The Silkie- These elvis impersonators are Silkie Bantam, a breed of chicken named for its atypically fluffy plumage, which is said to feel like silk. The breed has several other unusual qualities, such as dark blue flesh and bones, blue earlobes, and five toes on each foot (most chickens only have four). They are often exhibited in poultry shows, and come in several colors (red, buff, blue, black, white, and partridge). Silkies originated in the Far East, where they are still kept (and eaten) today. Asian cooks love them for their deep, gamy flavor, even in the breast meat. These are deeply flavored, lean, free-range chicken.

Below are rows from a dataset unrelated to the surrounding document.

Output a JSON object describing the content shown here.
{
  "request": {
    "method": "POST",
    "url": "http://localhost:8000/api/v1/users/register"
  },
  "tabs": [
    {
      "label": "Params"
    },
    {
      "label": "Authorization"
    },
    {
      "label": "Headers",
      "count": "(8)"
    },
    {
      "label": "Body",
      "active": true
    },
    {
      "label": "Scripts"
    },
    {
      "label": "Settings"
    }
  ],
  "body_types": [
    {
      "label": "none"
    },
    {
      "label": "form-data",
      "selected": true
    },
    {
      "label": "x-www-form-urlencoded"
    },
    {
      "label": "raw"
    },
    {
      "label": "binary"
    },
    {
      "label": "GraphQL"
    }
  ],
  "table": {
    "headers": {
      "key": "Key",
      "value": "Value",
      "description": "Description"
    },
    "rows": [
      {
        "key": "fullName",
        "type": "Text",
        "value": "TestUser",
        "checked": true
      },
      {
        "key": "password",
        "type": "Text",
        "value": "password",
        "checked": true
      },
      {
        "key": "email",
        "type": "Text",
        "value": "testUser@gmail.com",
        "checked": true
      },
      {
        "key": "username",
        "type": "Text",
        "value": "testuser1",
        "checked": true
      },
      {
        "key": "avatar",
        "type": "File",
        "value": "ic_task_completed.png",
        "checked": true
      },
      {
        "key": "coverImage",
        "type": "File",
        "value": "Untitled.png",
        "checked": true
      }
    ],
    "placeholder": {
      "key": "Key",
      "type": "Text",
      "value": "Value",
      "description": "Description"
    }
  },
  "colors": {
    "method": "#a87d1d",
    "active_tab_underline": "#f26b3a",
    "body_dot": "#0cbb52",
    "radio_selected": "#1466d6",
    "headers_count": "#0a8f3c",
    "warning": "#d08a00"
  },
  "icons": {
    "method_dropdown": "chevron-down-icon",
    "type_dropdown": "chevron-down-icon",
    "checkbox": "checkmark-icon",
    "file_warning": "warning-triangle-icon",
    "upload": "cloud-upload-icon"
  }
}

And they make great looking pets too.
Pigeons/Squabs “Squab”, or young pigeon, has been bred for food for centuries dating back to early Asian and Arabic cultures. The chronicles of history place Squab high on the list of delicacies enjoyed by ancient Emperors, Kings, Pharoahs, and Medieval Royalty. Often said to be the “meat of Kings”, Squab today retains its rightful position on the menus of finer dining establishments everywhere. Squabs are characterized by broad, full breasts. True Squabs have never flown. Dressed for market 4 weeks after hatching, the meat of a Squab is distinctly unlike domestic poultry or wild game birds. Dark, moist and flavorful, each bird is prepared for market before it is old enough to fly. Squabs possess a characteristic which allows them to retain more moisture during the cooking process than other poultry – the result being a very versatile and easy bird to prepare for large or small groups of people. Squab is known to be one of the most easily digestible of all meats.
Quail: Our quail are raised in a free-range environment on natural, wholesome grains, with no antibiotics or hormones used, yielding a succulent, high-protein meat that is extremely lean, yet rich in color and flavor. Quail works well with all types of seasonings and marinades. Being a naturally lean bird, they are best cooked quickly, using high heat, to help keep them moist and tender. They are low in Sodium, a good source of Thiamin, Riboflavin, Vitamin B6, Iron, Zinc and Selenium, and a very good source of Protein, Niacin, Phosphorus and Copper. Try them roasted, grilled, broiled or sautéed, or prepare as you would any poultry or game bird.
Rabbit: Our rabbits are raised on small farms. The meat is lean and healthy, and makes an interesting break from chicken. Rabbit meat is high in protein and B vitamins, yet low in calories, cholesterol, fat, and sodium. The all-white meat is extremely tender, flavorful and versatile…ideal for fast grilling, braising or roasting.